ASSIGNMENT = Look through the lines below and copy each one that includes "data".
====== RECORDS FOR THE EXERCISE ======
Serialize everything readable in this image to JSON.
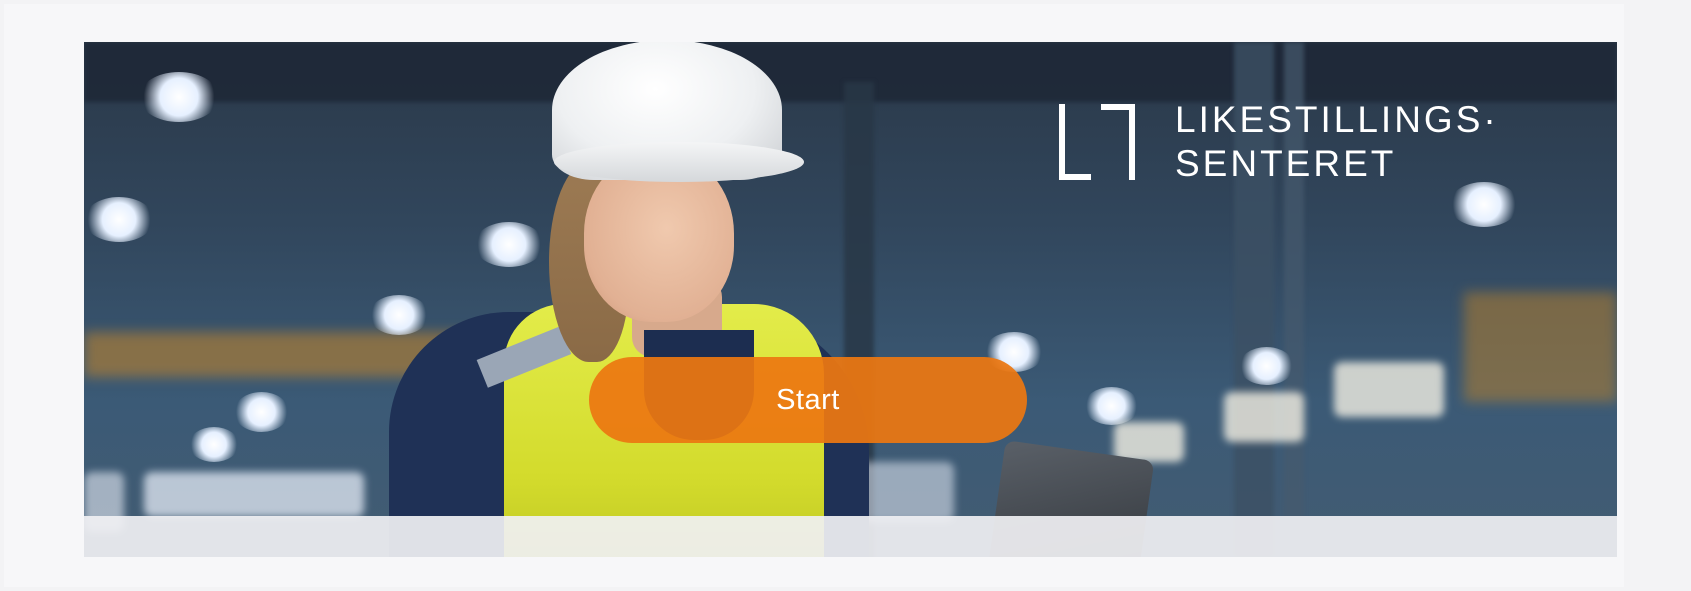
{
  "hero": {
    "image_description_icon": "factory-worker-image",
    "logo": {
      "line1": "LIKESTILLINGS·",
      "line2": "SENTERET"
    },
    "start_button_label": "Start"
  },
  "colors": {
    "accent": "#EC7711",
    "page_background": "#F3F3F5",
    "logo_text": "#FFFFFF"
  }
}
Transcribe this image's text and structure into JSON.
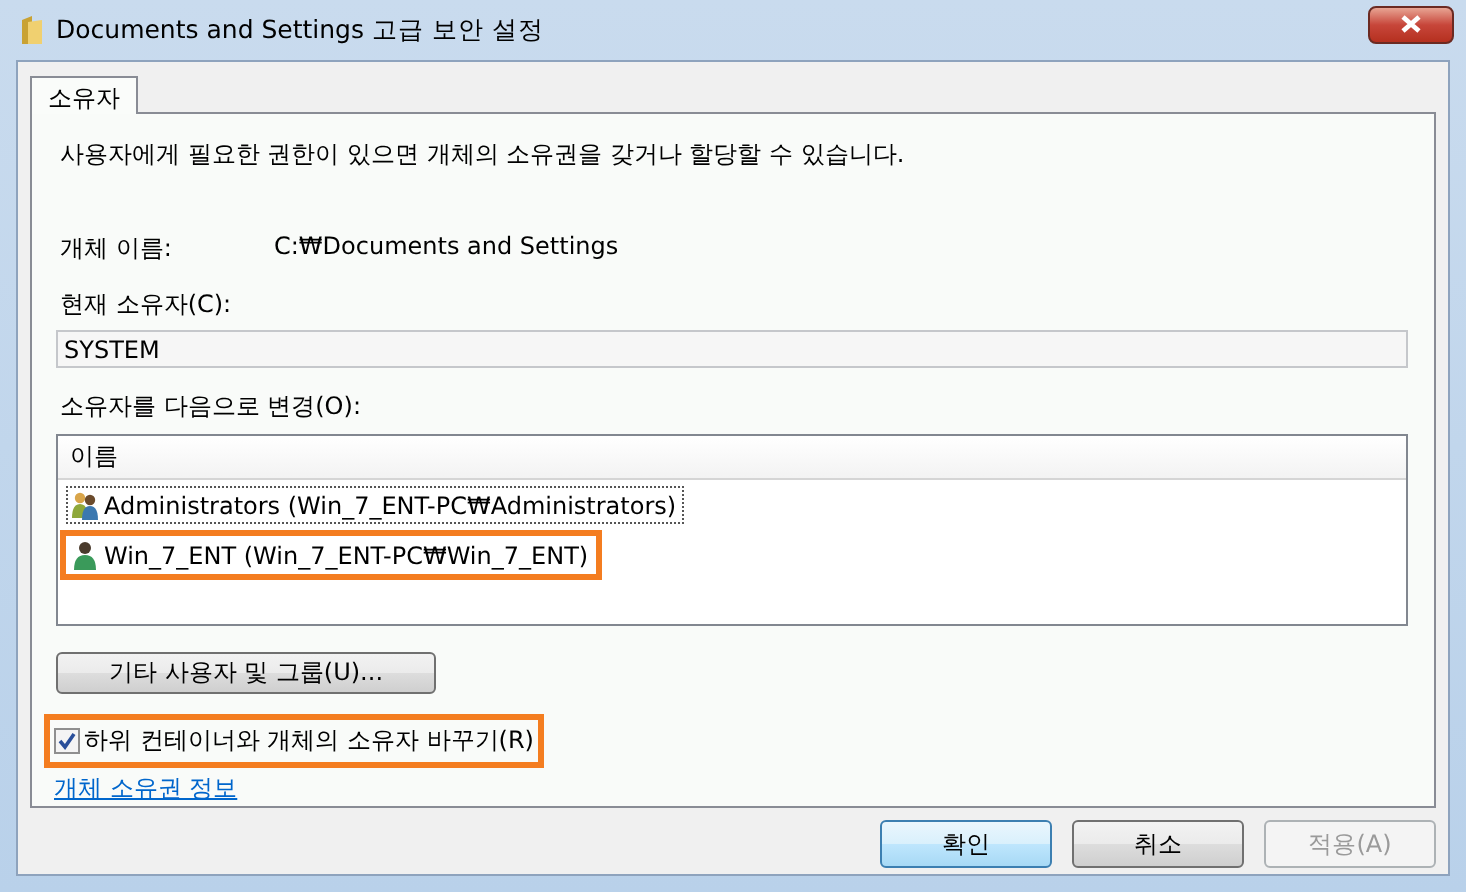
{
  "window": {
    "title": "Documents and Settings 고급 보안 설정"
  },
  "tabs": [
    {
      "label": "소유자",
      "selected": true
    }
  ],
  "description": "사용자에게 필요한 권한이 있으면 개체의 소유권을 갖거나 할당할 수 있습니다.",
  "object_name": {
    "label": "개체 이름:",
    "value": "C:₩Documents and Settings"
  },
  "current_owner": {
    "label": "현재 소유자(C):",
    "value": "SYSTEM"
  },
  "change_owner": {
    "label": "소유자를 다음으로 변경(O):",
    "column": "이름",
    "rows": [
      {
        "name": "Administrators (Win_7_ENT-PC₩Administrators)",
        "kind": "group",
        "focused": true,
        "highlighted": false
      },
      {
        "name": "Win_7_ENT (Win_7_ENT-PC₩Win_7_ENT)",
        "kind": "user",
        "focused": false,
        "highlighted": true
      }
    ]
  },
  "other_users_button": "기타 사용자 및 그룹(U)...",
  "replace_checkbox": {
    "label": "하위 컨테이너와 개체의 소유자 바꾸기(R)",
    "checked": true,
    "highlighted": true
  },
  "link": "개체 소유권 정보",
  "buttons": [
    {
      "label": "확인",
      "kind": "default",
      "disabled": false
    },
    {
      "label": "취소",
      "kind": "normal",
      "disabled": false
    },
    {
      "label": "적용(A)",
      "kind": "normal",
      "disabled": true
    }
  ]
}
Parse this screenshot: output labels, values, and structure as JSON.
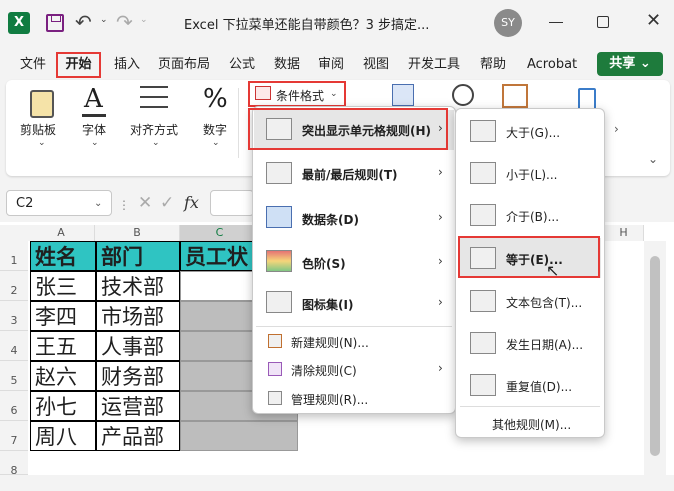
{
  "titlebar": {
    "app_icon": "X",
    "doc_title": "Excel 下拉菜单还能自带颜色？3 步搞定...",
    "avatar": "SY",
    "undo_icon": "undo-icon",
    "redo_icon": "redo-icon"
  },
  "tabs": [
    "文件",
    "开始",
    "插入",
    "页面布局",
    "公式",
    "数据",
    "审阅",
    "视图",
    "开发工具",
    "帮助",
    "Acrobat"
  ],
  "share": {
    "label": "共享",
    "chevron": "⌄"
  },
  "ribbon": {
    "groups": [
      "剪贴板",
      "字体",
      "对齐方式",
      "数字"
    ],
    "cf_button": "条件格式"
  },
  "formula": {
    "namebox": "C2",
    "fx": "fx"
  },
  "sheet": {
    "columns": [
      "A",
      "B",
      "C",
      "H"
    ],
    "rows": [
      "1",
      "2",
      "3",
      "4",
      "5",
      "6",
      "7",
      "8"
    ],
    "headers": [
      "姓名",
      "部门",
      "员工状"
    ],
    "data": [
      [
        "张三",
        "技术部"
      ],
      [
        "李四",
        "市场部"
      ],
      [
        "王五",
        "人事部"
      ],
      [
        "赵六",
        "财务部"
      ],
      [
        "孙七",
        "运营部"
      ],
      [
        "周八",
        "产品部"
      ]
    ]
  },
  "menu1": {
    "items": [
      "突出显示单元格规则(H)",
      "最前/最后规则(T)",
      "数据条(D)",
      "色阶(S)",
      "图标集(I)"
    ],
    "actions": [
      "新建规则(N)...",
      "清除规则(C)",
      "管理规则(R)..."
    ]
  },
  "menu2": {
    "items": [
      "大于(G)...",
      "小于(L)...",
      "介于(B)...",
      "等于(E)...",
      "文本包含(T)...",
      "发生日期(A)...",
      "重复值(D)..."
    ],
    "footer": "其他规则(M)..."
  },
  "colors": {
    "accent_red": "#e53935",
    "header_teal": "#2fc4c2",
    "share_green": "#1e7b3c",
    "selection_gray": "#bdbdbd"
  }
}
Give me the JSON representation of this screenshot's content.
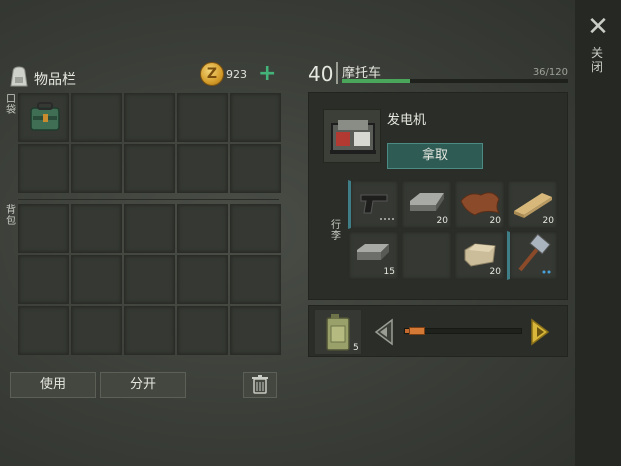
{
  "close": {
    "icon": "close-icon",
    "label": "关闭"
  },
  "inventory": {
    "title": "物品栏",
    "pocket_label": "口袋",
    "backpack_label": "背包",
    "coins": "923",
    "coin_icon": "coin-icon",
    "add_icon": "plus-icon",
    "pocket_items": [
      {
        "name": "toolkit",
        "qty": ""
      }
    ],
    "buttons": {
      "use": "使用",
      "split": "分开",
      "trash_icon": "trash-icon"
    }
  },
  "container": {
    "level": "40",
    "name": "摩托车",
    "capacity": "36/120",
    "capacity_fraction": 0.3,
    "trunk_label": "行李",
    "generator": {
      "name": "发电机",
      "take": "拿取"
    },
    "items": [
      {
        "name": "pistol",
        "qty": ""
      },
      {
        "name": "iron-bar",
        "qty": "20"
      },
      {
        "name": "leather",
        "qty": "20"
      },
      {
        "name": "wood-plank",
        "qty": "20"
      },
      {
        "name": "iron-bar",
        "qty": "15"
      },
      {
        "name": "empty",
        "qty": ""
      },
      {
        "name": "stone-block",
        "qty": "20"
      },
      {
        "name": "sledgehammer",
        "qty": ""
      }
    ]
  },
  "fuel": {
    "item": "fuel-canister",
    "qty": "5",
    "slider_fraction": 0.1
  },
  "colors": {
    "accent_green": "#43b37a",
    "take_button": "#2f5b55",
    "capacity_bar": "#4aa65a",
    "arrow_yellow": "#d9b73a"
  }
}
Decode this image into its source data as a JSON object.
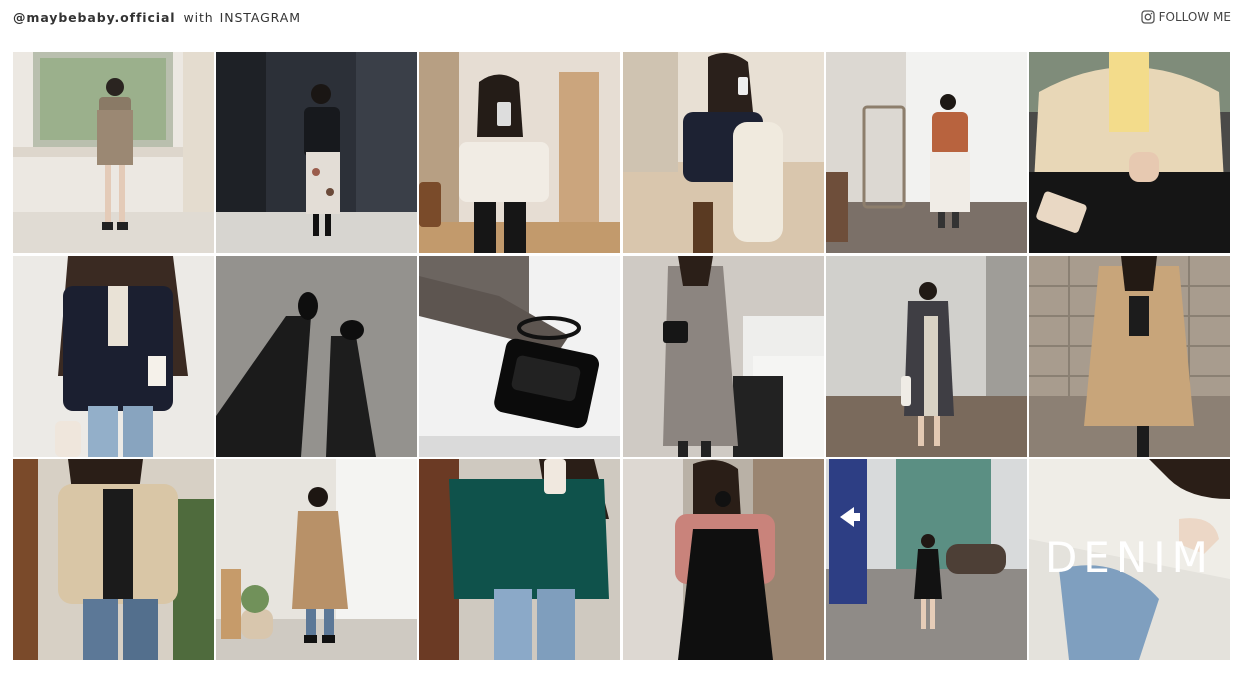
{
  "header": {
    "handle": "@maybebaby.official",
    "with": "with",
    "platform": "INSTAGRAM"
  },
  "follow": {
    "label": "FOLLOW ME",
    "icon": "instagram-icon"
  },
  "posts": [
    {
      "name": "post-plaid-dress-window",
      "bg": "#ece8e2"
    },
    {
      "name": "post-black-sweater-floral-skirt",
      "bg": "#2c3038"
    },
    {
      "name": "post-white-blouse-mirror-selfie",
      "bg": "#e6ddd3"
    },
    {
      "name": "post-navy-sweater-sitting",
      "bg": "#d9c6ad"
    },
    {
      "name": "post-orange-jacket-mirror",
      "bg": "#dcd8d2"
    },
    {
      "name": "post-yellow-coat-phone",
      "bg": "#d8c9b0"
    },
    {
      "name": "post-black-jacket-jeans",
      "bg": "#eceae6"
    },
    {
      "name": "post-black-pants-flats",
      "bg": "#9c9a96"
    },
    {
      "name": "post-black-bag-table",
      "bg": "#f2f2f2"
    },
    {
      "name": "post-plaid-coat-gallery",
      "bg": "#cfcac4"
    },
    {
      "name": "post-gray-trench-street",
      "bg": "#bebebb"
    },
    {
      "name": "post-beige-trench-stone-wall",
      "bg": "#a89c8e"
    },
    {
      "name": "post-shearling-jacket",
      "bg": "#d7d0c5"
    },
    {
      "name": "post-camel-coat-studio",
      "bg": "#e7e4de"
    },
    {
      "name": "post-green-cable-knit",
      "bg": "#cfc9c0"
    },
    {
      "name": "post-pink-blouse-black-dress",
      "bg": "#b9b1a6"
    },
    {
      "name": "post-black-dress-street-sign",
      "bg": "#9aa0a6"
    },
    {
      "name": "post-denim-banner",
      "bg": "#e4e2dc",
      "overlay_text": "DENIM"
    }
  ]
}
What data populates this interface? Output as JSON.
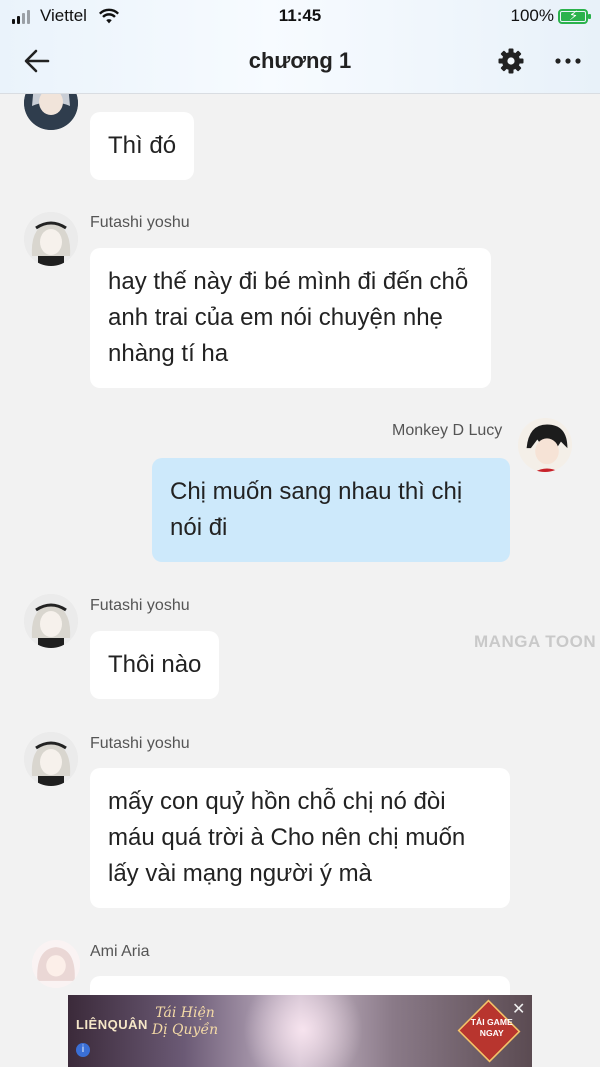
{
  "status_bar": {
    "carrier": "Viettel",
    "time": "11:45",
    "battery": "100%"
  },
  "nav": {
    "title": "chương 1"
  },
  "messages": [
    {
      "sender": "",
      "text": "Thì đó",
      "side": "left"
    },
    {
      "sender": "Futashi yoshu",
      "text": "hay thế này đi bé mình đi đến chỗ anh trai của em nói chuyện nhẹ nhàng tí ha",
      "side": "left"
    },
    {
      "sender": "Monkey D Lucy",
      "text": "Chị muốn sang nhau thì chị nói đi",
      "side": "right"
    },
    {
      "sender": "Futashi yoshu",
      "text": "Thôi nào",
      "side": "left"
    },
    {
      "sender": "Futashi yoshu",
      "text": "mấy con quỷ hồn chỗ chị nó đòi máu quá trời à Cho nên chị muốn lấy vài mạng người ý mà",
      "side": "left"
    },
    {
      "sender": "Ami Aria",
      "text": "",
      "side": "left"
    }
  ],
  "watermark": "MANGA TOON",
  "ad": {
    "brand": "LIÊNQUÂN",
    "promo": "Tái Hiện Dị Quyền",
    "cta": "TẢI GAME NGAY",
    "close": "✕"
  },
  "icons": [
    "back-arrow-icon",
    "gear-icon",
    "more-icon",
    "wifi-icon",
    "battery-icon",
    "signal-icon"
  ]
}
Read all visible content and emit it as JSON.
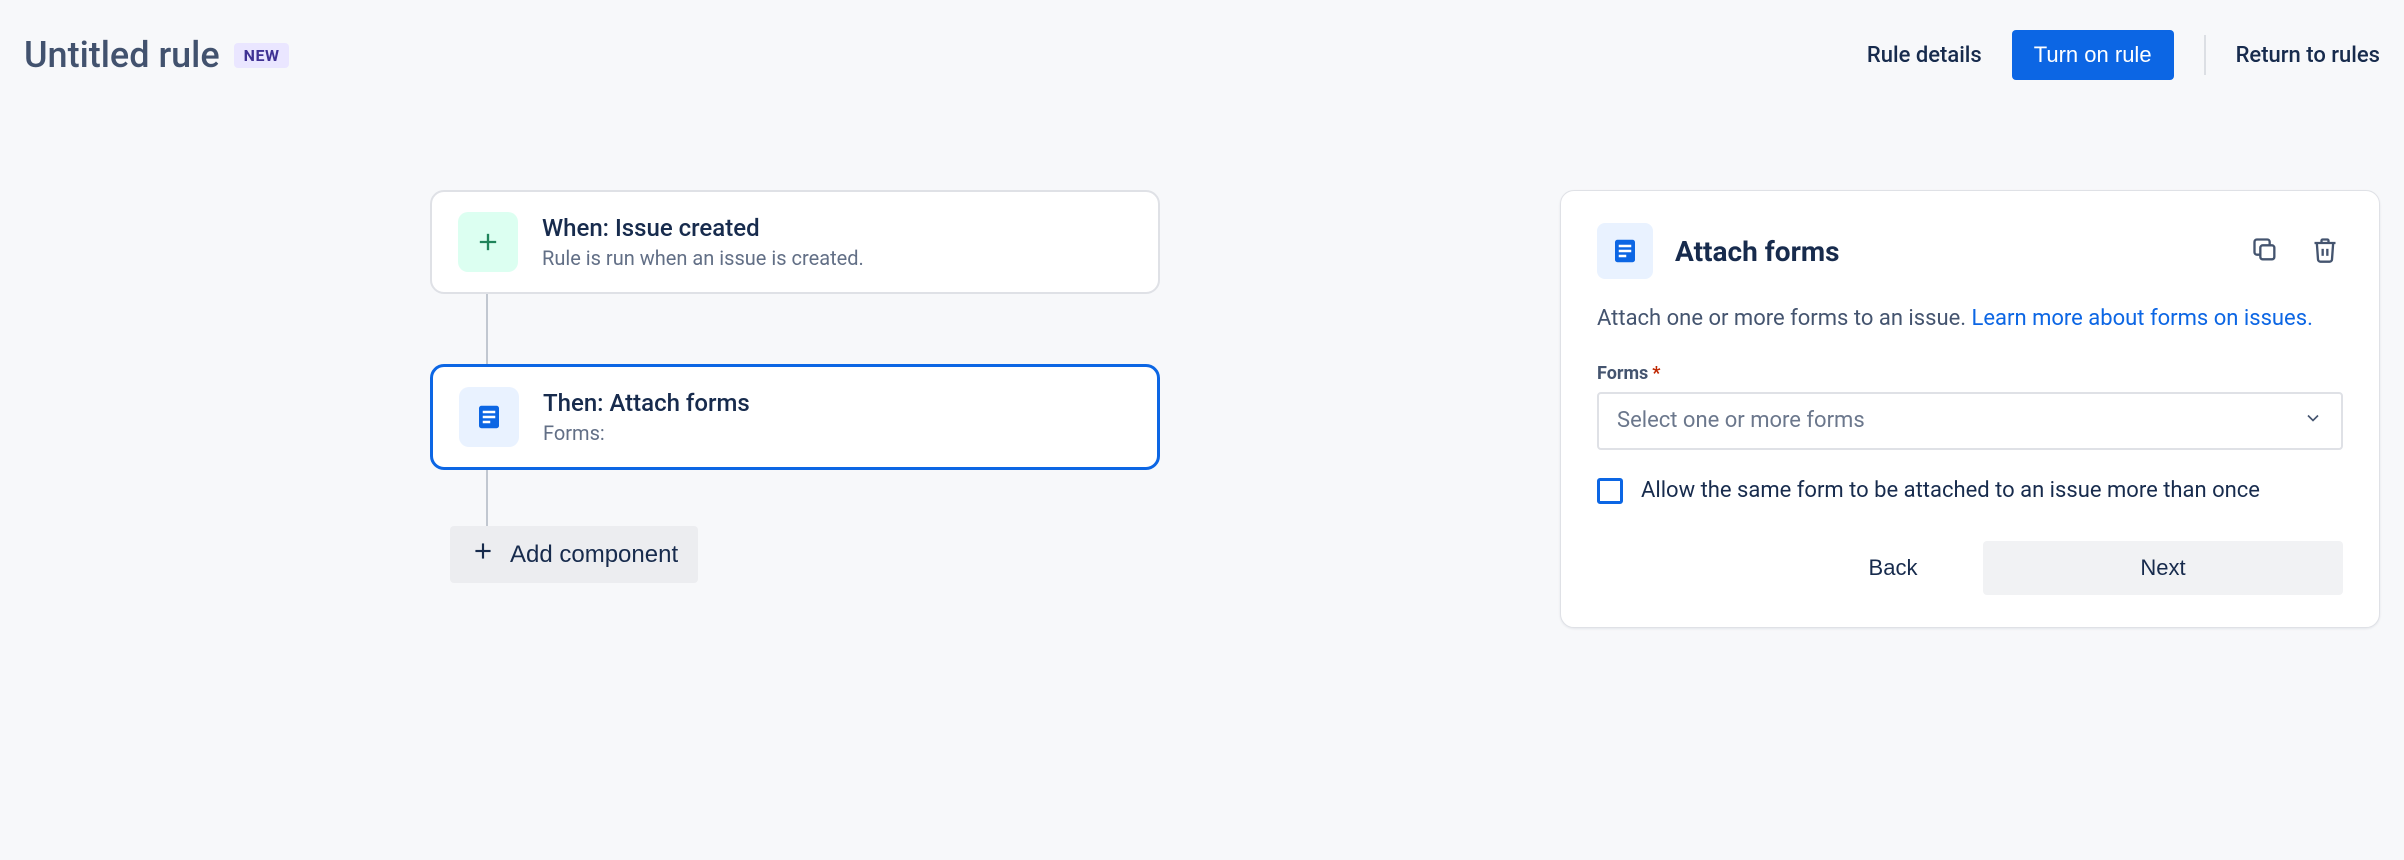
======
SOLUTION TO THIS PROBLEM =
    "data": [
Decode this image into its source data as a JSON object.
What data populates this interface? Output as JSON.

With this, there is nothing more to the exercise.